Many may profess the religion of Christ who love not and heed not the letter or principles of Christ's teachings. They give the best of their strength to worldly pursuits and bow down to mammon. It is alarming that so many are deceived by Satan and their imaginations excited by their brilliant prospects of worldly gain. They become infatuated with the prospect of perfect happiness if they can gain their object in acquiring honor and wealth in the world. Satan tempts them with the alluring bribe, “All this will I give thee,” all this power, all this wealth, with which you may do a great amount of good. But when the object for which they have labored is gained, they do not have that connection with the self-denying Redeemer which would make them partakers of the divine nature. They hold to their earthly treasures and despise the self-denial and self-sacrifice required for Christ. They have no desire to part with the dear earthly treasures upon which their hearts are set. They have exchanged masters; they have accepted mammon in the place of Christ. Mammon is their god, and mammon they serve. 3T 479.2
Satan has secured to himself the worship of these deceived souls through their love of riches. The change has been so imperceptibly made, and Satan's power is so deceptive, so wily, that they are conformed to the world and perceive not that they have parted with Christ and are no longer His servants except in name. 3T 479.3Read in context »
Those who are suffering reverses are represented by the bush that Moses saw in the desert, which, though burning, was not consumed. The angel of the Lord was in the midst of the bush. So in deprivation and affliction the brightness of the presence of the Unseen is with us to comfort and sustain. Often prayer is solicited for those who are suffering from illness or adversity; but our prayers are most needed by the men entrusted with prosperity and influence. MH 212.1
In the valley of humiliation, where men feel their need and depend on God to guide their steps, there is comparative safety. But the men who stand, as it were, on a lofty pinnacle, and who, because of their position, are supposed to possess great wisdom—these are in greatest peril.

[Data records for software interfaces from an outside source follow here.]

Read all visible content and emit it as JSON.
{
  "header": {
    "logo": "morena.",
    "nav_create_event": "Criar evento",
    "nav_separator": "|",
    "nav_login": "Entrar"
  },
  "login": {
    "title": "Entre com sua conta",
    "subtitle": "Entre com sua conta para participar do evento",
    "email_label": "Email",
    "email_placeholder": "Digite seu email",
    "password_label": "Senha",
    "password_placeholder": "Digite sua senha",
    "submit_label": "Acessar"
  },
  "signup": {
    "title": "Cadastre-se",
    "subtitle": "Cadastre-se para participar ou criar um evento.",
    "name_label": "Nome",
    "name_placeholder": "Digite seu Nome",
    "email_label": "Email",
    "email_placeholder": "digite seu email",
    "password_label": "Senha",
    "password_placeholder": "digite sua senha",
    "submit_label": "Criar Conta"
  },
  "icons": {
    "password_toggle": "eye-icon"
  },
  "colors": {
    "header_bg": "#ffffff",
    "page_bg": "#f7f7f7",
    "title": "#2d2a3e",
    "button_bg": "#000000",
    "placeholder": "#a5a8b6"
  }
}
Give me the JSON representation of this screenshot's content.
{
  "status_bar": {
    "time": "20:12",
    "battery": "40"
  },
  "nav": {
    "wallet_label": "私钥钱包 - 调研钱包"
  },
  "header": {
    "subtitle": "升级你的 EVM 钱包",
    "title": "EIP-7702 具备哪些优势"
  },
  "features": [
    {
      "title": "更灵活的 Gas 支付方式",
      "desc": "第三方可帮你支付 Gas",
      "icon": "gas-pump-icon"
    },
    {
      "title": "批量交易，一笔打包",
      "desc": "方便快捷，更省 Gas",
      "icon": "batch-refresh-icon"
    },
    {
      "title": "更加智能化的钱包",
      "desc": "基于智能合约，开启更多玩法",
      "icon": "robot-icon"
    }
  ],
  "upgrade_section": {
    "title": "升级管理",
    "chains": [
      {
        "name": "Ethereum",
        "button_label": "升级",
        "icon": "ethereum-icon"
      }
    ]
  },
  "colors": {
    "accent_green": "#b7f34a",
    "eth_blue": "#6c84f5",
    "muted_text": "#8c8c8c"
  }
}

Unless such men make God their dependence, they will surely fall. MH 212.2
The Bible condemns no man for being rich, if he has acquired his riches honestly. Not money, but the love of money, is the root of all evil. It is God who gives men power to get wealth; and in the hands of him who acts as God's steward, using his means unselfishly, wealth is a blessing, both to its possessor and to the world. But many, absorbed in their interest in worldly treasures, become insensible to the claims of God and the needs of their fellow men. They regard their wealth as a means of glorifying themselves. They add house to house, and land to land; they fill their homes with luxuries, while all about them are human beings in misery and crime, in disease and death. Those who thus give their lives to self-serving are developing in themselves, not the attributes of God, but the attributes of the wicked one. MH 212.3Read in context »